(Exercise materials begins)
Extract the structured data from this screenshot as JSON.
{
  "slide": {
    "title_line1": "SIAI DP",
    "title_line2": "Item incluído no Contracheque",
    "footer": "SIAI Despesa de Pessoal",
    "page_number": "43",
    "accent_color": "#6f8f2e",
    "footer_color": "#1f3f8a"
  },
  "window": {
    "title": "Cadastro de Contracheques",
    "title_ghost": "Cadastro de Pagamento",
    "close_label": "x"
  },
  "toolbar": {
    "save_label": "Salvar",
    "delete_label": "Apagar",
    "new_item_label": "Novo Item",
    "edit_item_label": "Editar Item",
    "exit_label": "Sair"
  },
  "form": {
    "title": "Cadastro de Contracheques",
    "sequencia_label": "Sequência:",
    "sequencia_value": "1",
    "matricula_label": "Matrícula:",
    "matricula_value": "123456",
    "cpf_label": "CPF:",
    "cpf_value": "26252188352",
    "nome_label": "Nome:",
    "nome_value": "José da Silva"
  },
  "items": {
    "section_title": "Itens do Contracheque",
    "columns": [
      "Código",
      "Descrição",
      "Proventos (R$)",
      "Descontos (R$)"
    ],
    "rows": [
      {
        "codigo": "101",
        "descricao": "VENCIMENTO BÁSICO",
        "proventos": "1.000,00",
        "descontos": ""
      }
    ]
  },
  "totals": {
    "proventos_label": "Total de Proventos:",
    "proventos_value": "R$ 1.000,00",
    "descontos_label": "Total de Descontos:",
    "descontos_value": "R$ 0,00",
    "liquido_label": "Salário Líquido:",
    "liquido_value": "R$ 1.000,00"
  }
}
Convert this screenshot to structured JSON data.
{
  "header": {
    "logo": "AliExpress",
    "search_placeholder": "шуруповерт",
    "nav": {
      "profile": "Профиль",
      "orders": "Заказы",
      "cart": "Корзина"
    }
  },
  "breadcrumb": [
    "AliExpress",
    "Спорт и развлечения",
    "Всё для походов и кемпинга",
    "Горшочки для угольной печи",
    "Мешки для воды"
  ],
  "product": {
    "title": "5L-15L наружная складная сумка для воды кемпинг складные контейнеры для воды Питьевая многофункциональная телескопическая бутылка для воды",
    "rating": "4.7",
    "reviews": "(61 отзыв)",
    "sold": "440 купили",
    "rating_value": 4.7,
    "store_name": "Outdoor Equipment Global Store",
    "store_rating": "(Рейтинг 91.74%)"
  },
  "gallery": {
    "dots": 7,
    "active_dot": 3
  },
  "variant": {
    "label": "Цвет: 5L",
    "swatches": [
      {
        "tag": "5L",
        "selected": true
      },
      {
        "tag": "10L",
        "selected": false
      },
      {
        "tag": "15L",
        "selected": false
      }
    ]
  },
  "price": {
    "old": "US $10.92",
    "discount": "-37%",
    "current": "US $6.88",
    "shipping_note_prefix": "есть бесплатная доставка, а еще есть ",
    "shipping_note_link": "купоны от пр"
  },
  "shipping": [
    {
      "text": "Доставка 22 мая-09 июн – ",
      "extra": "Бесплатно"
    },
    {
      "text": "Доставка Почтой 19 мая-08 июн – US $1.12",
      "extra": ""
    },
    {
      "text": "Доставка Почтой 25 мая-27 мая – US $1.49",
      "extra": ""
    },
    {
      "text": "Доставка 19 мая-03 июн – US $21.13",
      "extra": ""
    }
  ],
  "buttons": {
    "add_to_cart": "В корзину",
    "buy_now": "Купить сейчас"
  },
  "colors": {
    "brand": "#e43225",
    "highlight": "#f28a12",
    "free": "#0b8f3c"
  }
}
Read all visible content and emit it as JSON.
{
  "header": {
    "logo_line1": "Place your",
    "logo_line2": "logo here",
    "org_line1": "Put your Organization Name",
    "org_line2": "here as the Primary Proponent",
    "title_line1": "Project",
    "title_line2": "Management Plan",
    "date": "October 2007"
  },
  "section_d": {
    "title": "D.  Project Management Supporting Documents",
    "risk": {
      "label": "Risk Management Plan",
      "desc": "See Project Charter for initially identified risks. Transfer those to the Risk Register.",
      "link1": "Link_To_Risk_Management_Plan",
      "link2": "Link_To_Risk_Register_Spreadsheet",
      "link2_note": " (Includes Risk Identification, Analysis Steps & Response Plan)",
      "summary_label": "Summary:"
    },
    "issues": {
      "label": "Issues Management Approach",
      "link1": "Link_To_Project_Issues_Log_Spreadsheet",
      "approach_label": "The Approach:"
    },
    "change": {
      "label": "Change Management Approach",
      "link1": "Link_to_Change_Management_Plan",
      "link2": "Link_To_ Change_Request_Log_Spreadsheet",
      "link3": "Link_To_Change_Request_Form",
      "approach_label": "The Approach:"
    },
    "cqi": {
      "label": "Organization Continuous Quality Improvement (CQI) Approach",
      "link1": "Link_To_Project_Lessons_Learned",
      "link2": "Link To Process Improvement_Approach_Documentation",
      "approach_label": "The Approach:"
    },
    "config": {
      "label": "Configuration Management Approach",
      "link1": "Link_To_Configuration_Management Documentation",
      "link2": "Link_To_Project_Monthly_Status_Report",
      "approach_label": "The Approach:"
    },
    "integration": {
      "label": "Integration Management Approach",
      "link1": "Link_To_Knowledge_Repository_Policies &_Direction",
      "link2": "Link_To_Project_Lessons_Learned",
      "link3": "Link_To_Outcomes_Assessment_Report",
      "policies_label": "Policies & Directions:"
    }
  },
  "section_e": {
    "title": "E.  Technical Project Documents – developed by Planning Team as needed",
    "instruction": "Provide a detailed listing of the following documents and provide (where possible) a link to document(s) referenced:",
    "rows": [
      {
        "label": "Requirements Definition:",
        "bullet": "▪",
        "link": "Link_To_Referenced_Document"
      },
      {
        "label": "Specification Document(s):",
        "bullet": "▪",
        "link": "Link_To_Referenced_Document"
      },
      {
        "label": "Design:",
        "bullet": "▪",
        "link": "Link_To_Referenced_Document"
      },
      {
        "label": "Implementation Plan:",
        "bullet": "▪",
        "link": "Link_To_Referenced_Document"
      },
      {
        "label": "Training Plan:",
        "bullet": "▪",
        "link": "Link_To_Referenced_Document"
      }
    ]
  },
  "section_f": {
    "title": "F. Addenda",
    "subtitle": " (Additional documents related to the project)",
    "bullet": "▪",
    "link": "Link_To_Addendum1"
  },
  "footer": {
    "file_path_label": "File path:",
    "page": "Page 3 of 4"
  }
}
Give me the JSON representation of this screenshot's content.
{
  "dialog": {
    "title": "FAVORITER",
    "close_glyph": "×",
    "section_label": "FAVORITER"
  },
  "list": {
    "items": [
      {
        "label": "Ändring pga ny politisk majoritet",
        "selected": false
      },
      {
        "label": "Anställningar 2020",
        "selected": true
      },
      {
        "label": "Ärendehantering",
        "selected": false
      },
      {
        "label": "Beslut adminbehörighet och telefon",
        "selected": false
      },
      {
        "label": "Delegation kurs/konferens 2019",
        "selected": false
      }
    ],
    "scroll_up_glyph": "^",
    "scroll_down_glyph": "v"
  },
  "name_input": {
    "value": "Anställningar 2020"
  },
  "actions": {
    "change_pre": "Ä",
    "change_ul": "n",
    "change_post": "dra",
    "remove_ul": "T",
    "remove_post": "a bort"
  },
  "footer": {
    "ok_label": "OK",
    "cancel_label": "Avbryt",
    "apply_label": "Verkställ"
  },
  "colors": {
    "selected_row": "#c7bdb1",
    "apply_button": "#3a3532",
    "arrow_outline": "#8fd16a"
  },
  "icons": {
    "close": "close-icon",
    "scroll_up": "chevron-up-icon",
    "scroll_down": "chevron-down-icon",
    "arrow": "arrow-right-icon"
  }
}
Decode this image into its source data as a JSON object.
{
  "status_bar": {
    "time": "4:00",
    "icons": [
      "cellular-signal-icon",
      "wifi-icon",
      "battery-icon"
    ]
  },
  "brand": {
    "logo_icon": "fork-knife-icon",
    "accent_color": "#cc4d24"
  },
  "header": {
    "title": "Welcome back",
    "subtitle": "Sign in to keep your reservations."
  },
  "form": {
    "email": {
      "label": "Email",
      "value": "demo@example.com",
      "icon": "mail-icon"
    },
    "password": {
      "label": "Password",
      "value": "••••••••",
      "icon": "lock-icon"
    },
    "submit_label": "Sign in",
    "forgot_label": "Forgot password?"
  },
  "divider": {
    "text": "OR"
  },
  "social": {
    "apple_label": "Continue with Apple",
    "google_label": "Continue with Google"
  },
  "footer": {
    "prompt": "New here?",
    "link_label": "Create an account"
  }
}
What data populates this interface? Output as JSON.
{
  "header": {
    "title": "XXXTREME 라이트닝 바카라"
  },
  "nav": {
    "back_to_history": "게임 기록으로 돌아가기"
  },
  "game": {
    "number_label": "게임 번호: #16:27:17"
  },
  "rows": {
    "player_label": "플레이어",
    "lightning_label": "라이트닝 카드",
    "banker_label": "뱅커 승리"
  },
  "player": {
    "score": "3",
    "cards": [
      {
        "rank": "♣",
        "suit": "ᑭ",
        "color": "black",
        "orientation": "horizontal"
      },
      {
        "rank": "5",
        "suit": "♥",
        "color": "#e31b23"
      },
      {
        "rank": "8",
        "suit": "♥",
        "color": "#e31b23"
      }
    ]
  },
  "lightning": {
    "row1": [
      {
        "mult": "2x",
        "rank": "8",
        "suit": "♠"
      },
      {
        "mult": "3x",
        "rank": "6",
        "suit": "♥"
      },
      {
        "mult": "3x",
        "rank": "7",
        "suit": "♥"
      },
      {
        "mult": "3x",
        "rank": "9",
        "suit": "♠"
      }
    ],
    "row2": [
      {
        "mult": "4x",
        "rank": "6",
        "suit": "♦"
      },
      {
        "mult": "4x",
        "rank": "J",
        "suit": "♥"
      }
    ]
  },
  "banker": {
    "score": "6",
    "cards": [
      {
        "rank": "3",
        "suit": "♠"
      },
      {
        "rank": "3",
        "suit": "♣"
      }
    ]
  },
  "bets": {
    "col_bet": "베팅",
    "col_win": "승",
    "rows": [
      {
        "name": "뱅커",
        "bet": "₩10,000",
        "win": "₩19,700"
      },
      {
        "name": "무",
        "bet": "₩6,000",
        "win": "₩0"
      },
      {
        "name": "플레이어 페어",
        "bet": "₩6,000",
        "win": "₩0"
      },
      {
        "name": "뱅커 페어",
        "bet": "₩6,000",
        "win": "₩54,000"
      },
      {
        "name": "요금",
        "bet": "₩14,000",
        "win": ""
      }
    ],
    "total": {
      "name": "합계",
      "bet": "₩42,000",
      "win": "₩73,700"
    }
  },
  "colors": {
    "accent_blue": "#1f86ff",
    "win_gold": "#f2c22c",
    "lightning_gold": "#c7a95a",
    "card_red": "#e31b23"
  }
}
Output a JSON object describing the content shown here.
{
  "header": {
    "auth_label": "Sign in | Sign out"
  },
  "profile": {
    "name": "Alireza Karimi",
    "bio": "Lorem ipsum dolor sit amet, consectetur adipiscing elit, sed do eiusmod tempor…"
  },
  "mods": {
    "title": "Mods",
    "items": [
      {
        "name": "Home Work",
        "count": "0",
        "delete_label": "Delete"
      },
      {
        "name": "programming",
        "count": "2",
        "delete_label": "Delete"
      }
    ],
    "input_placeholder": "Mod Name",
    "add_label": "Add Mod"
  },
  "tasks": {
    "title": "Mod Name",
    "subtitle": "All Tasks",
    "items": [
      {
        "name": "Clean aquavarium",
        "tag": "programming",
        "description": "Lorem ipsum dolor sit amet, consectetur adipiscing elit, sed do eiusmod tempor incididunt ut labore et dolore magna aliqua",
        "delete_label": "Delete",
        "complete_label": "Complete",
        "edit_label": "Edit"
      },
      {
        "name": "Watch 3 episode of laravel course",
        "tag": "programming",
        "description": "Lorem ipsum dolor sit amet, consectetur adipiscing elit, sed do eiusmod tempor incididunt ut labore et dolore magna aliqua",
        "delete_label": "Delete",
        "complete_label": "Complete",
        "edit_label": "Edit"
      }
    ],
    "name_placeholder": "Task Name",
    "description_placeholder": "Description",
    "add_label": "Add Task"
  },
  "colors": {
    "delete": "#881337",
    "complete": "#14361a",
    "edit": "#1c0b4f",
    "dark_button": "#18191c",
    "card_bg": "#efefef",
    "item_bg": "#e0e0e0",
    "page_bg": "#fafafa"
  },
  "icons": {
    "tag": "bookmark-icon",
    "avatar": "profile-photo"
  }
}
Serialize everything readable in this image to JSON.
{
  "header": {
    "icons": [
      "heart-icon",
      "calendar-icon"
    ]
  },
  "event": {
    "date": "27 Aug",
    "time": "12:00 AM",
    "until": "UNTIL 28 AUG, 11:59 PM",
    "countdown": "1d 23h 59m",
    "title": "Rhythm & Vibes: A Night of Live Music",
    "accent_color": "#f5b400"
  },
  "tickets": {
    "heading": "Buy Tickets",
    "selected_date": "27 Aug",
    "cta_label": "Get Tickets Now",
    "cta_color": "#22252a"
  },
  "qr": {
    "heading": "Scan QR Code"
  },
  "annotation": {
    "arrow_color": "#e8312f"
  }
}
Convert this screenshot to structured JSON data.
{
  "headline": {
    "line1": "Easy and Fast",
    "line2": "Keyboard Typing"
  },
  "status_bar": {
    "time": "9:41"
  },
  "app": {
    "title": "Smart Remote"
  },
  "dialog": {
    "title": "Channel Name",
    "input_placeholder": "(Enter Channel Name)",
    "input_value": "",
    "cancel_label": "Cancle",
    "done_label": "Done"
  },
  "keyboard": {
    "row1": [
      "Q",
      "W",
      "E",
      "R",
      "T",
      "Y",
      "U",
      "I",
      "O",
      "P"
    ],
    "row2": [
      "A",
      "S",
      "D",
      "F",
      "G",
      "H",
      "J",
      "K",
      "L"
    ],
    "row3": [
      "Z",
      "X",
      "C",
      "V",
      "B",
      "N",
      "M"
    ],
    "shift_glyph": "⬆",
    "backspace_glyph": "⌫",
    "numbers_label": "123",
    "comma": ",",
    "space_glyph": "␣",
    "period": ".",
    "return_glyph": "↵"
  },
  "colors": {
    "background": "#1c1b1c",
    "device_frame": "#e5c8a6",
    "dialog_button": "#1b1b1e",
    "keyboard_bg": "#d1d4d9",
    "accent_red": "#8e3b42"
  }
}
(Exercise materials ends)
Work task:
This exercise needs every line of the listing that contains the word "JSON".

Solution to this task:
Extract the structured data from this screenshot as JSON.
Convert this screenshot to structured JSON data.
Read all visible content and emit it as JSON.
Give me the JSON representation of this screenshot's content.
Decode this image into its source data as a JSON object.
What data populates this interface? Output as JSON.
Output a JSON object describing the content shown here.
Serialize everything readable in this image to JSON.
Convert this screenshot to structured JSON data.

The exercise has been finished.